_The problem_. Below are records to retype exactly, except for the pictures.

_Information supplied_.
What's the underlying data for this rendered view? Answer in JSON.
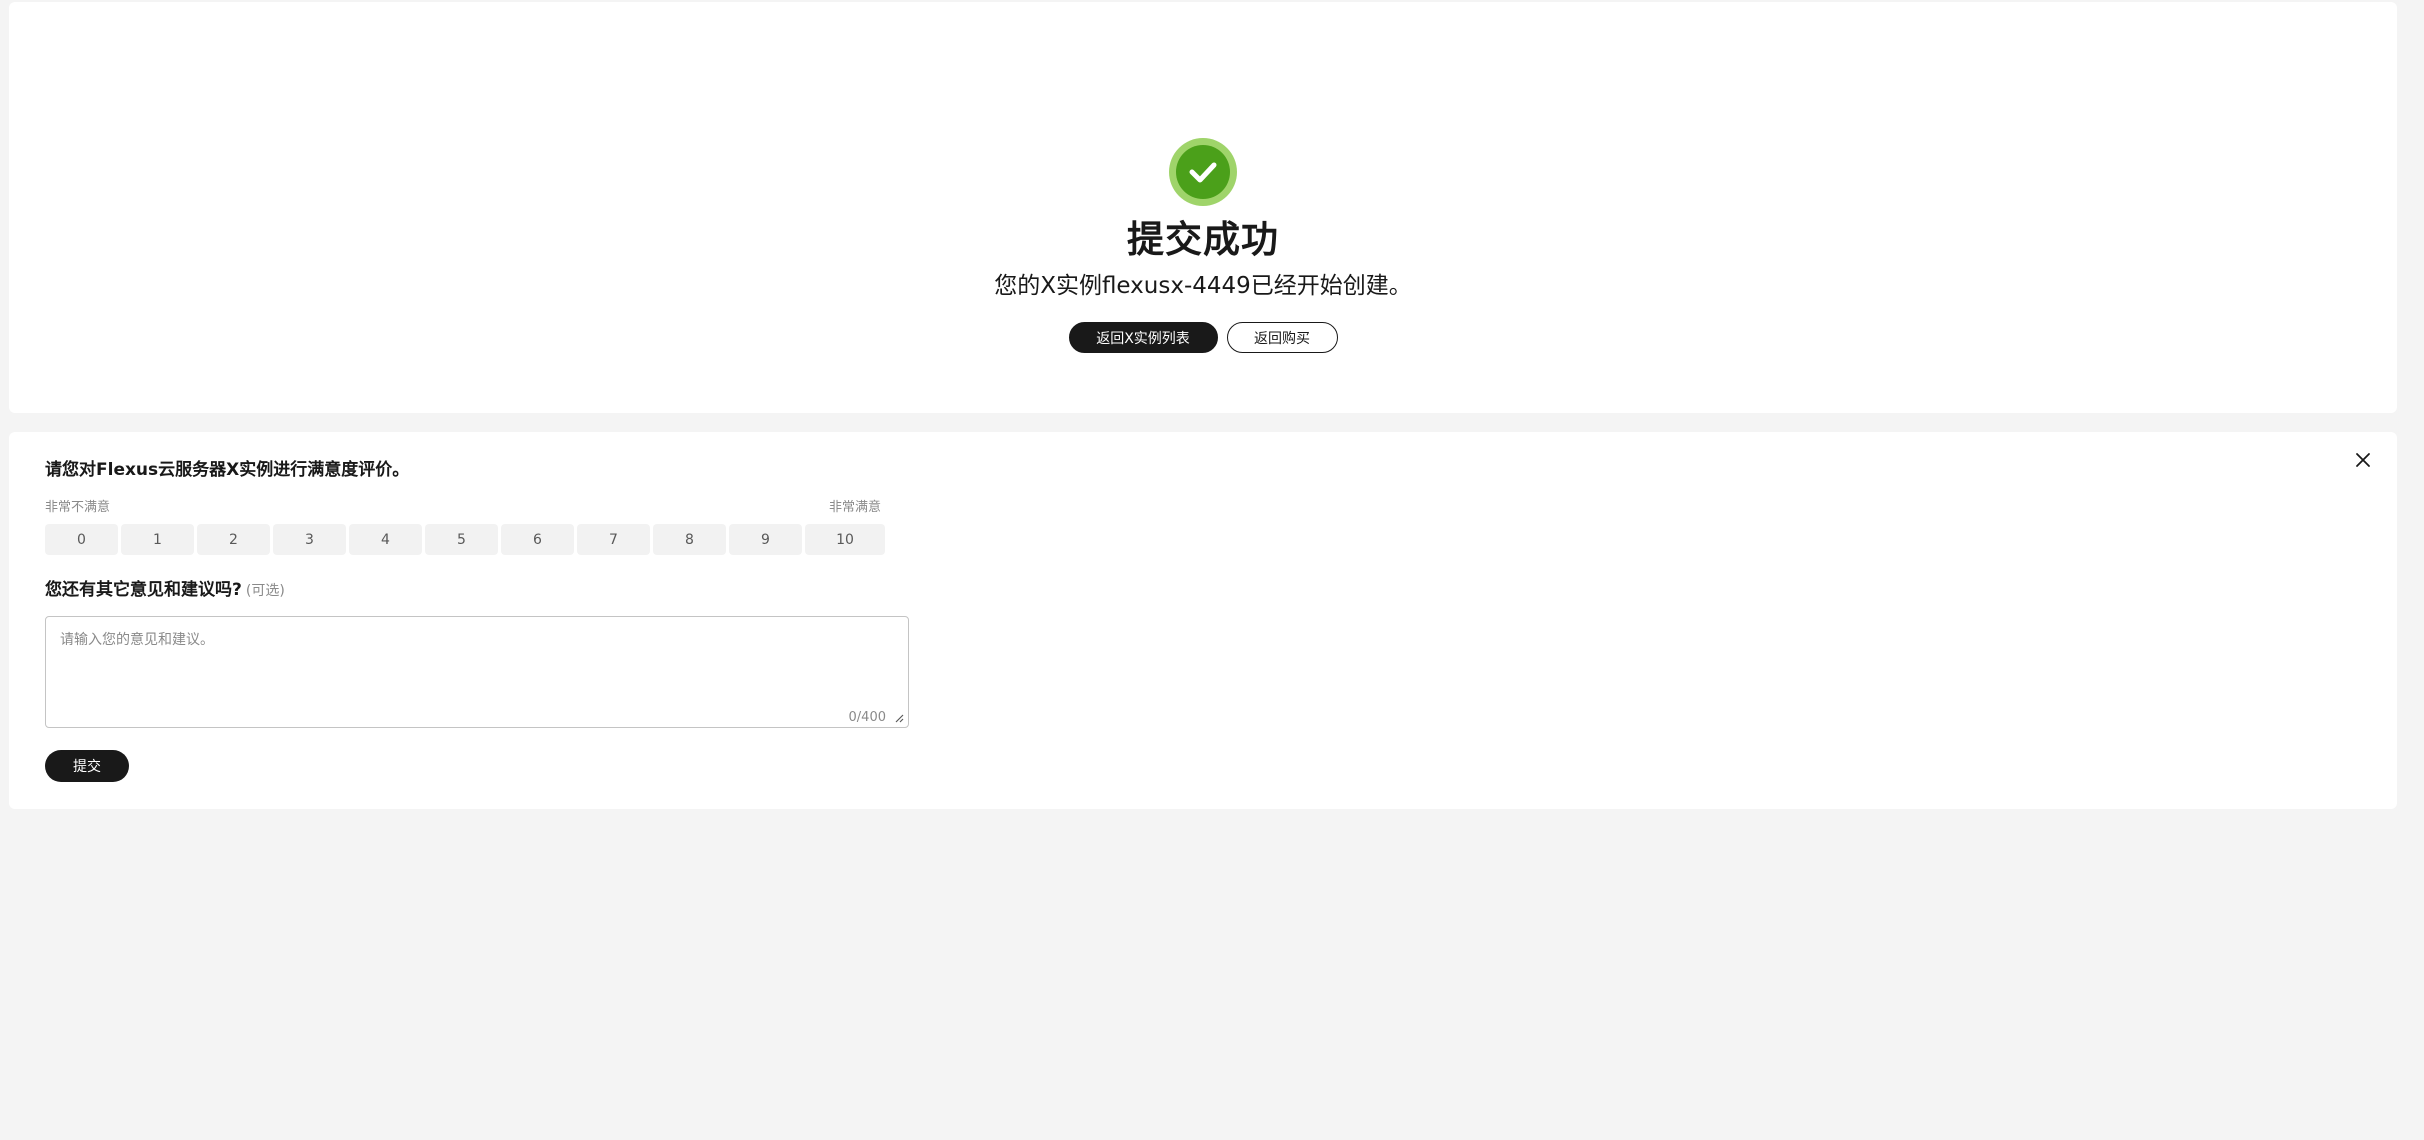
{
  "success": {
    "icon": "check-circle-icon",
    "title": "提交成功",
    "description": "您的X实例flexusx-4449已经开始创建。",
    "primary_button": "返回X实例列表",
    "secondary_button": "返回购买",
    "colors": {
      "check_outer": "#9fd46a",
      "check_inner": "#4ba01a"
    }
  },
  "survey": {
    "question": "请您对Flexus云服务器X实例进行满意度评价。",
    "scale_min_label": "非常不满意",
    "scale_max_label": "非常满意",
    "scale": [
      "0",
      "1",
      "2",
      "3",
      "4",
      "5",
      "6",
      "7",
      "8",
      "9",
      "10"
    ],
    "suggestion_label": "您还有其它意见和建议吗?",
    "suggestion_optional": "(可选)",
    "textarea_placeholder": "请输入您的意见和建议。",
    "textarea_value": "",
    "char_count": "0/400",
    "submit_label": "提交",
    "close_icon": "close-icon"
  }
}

_Exercise output_.
What's the underlying data for this rendered view? Answer in JSON.
{
  "success": {
    "icon": "check-circle-icon",
    "title": "提交成功",
    "description": "您的X实例flexusx-4449已经开始创建。",
    "primary_button": "返回X实例列表",
    "secondary_button": "返回购买",
    "colors": {
      "check_outer": "#9fd46a",
      "check_inner": "#4ba01a"
    }
  },
  "survey": {
    "question": "请您对Flexus云服务器X实例进行满意度评价。",
    "scale_min_label": "非常不满意",
    "scale_max_label": "非常满意",
    "scale": [
      "0",
      "1",
      "2",
      "3",
      "4",
      "5",
      "6",
      "7",
      "8",
      "9",
      "10"
    ],
    "suggestion_label": "您还有其它意见和建议吗?",
    "suggestion_optional": "(可选)",
    "textarea_placeholder": "请输入您的意见和建议。",
    "textarea_value": "",
    "char_count": "0/400",
    "submit_label": "提交",
    "close_icon": "close-icon"
  }
}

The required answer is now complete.